(MATERIAL TO PROCESS):
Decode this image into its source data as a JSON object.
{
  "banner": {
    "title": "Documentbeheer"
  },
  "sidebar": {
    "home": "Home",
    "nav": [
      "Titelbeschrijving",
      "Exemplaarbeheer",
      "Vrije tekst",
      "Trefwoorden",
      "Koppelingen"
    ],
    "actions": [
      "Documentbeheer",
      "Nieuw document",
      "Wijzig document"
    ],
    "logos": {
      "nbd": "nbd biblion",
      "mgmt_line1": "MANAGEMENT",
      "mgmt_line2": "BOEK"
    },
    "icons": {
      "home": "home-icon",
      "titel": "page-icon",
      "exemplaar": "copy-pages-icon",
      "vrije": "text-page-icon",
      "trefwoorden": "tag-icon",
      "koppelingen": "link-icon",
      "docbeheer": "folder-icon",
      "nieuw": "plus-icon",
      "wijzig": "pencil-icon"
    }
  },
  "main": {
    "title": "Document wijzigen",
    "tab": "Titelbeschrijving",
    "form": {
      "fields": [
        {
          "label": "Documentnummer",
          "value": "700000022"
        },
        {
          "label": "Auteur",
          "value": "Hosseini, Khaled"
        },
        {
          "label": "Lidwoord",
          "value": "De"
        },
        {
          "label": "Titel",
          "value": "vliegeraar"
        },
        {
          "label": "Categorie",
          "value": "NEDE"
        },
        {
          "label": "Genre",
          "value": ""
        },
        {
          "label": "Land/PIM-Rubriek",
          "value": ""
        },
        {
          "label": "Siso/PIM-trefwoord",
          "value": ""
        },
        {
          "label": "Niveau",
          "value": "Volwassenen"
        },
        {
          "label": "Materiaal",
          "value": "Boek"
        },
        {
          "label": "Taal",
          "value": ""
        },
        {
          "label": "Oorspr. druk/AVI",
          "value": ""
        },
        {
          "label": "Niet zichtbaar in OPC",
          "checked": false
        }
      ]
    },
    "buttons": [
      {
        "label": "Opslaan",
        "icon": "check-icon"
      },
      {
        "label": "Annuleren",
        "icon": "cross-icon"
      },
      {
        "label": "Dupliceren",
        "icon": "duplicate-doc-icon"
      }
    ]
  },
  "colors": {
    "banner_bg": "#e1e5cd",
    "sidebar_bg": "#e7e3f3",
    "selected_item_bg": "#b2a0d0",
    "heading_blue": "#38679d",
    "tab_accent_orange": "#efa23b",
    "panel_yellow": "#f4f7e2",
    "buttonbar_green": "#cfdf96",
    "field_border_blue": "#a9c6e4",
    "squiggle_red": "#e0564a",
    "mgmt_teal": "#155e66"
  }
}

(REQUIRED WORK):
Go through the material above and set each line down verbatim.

(RESULT FOR THIS TASK):
Decode this image into its source data as a JSON object.
{
  "banner": {
    "title": "Documentbeheer"
  },
  "sidebar": {
    "home": "Home",
    "nav": [
      "Titelbeschrijving",
      "Exemplaarbeheer",
      "Vrije tekst",
      "Trefwoorden",
      "Koppelingen"
    ],
    "actions": [
      "Documentbeheer",
      "Nieuw document",
      "Wijzig document"
    ],
    "logos": {
      "nbd": "nbd biblion",
      "mgmt_line1": "MANAGEMENT",
      "mgmt_line2": "BOEK"
    },
    "icons": {
      "home": "home-icon",
      "titel": "page-icon",
      "exemplaar": "copy-pages-icon",
      "vrije": "text-page-icon",
      "trefwoorden": "tag-icon",
      "koppelingen": "link-icon",
      "docbeheer": "folder-icon",
      "nieuw": "plus-icon",
      "wijzig": "pencil-icon"
    }
  },
  "main": {
    "title": "Document wijzigen",
    "tab": "Titelbeschrijving",
    "form": {
      "fields": [
        {
          "label": "Documentnummer",
          "value": "700000022"
        },
        {
          "label": "Auteur",
          "value": "Hosseini, Khaled"
        },
        {
          "label": "Lidwoord",
          "value": "De"
        },
        {
          "label": "Titel",
          "value": "vliegeraar"
        },
        {
          "label": "Categorie",
          "value": "NEDE"
        },
        {
          "label": "Genre",
          "value": ""
        },
        {
          "label": "Land/PIM-Rubriek",
          "value": ""
        },
        {
          "label": "Siso/PIM-trefwoord",
          "value": ""
        },
        {
          "label": "Niveau",
          "value": "Volwassenen"
        },
        {
          "label": "Materiaal",
          "value": "Boek"
        },
        {
          "label": "Taal",
          "value": ""
        },
        {
          "label": "Oorspr. druk/AVI",
          "value": ""
        },
        {
          "label": "Niet zichtbaar in OPC",
          "checked": false
        }
      ]
    },
    "buttons": [
      {
        "label": "Opslaan",
        "icon": "check-icon"
      },
      {
        "label": "Annuleren",
        "icon": "cross-icon"
      },
      {
        "label": "Dupliceren",
        "icon": "duplicate-doc-icon"
      }
    ]
  },
  "colors": {
    "banner_bg": "#e1e5cd",
    "sidebar_bg": "#e7e3f3",
    "selected_item_bg": "#b2a0d0",
    "heading_blue": "#38679d",
    "tab_accent_orange": "#efa23b",
    "panel_yellow": "#f4f7e2",
    "buttonbar_green": "#cfdf96",
    "field_border_blue": "#a9c6e4",
    "squiggle_red": "#e0564a",
    "mgmt_teal": "#155e66"
  }
}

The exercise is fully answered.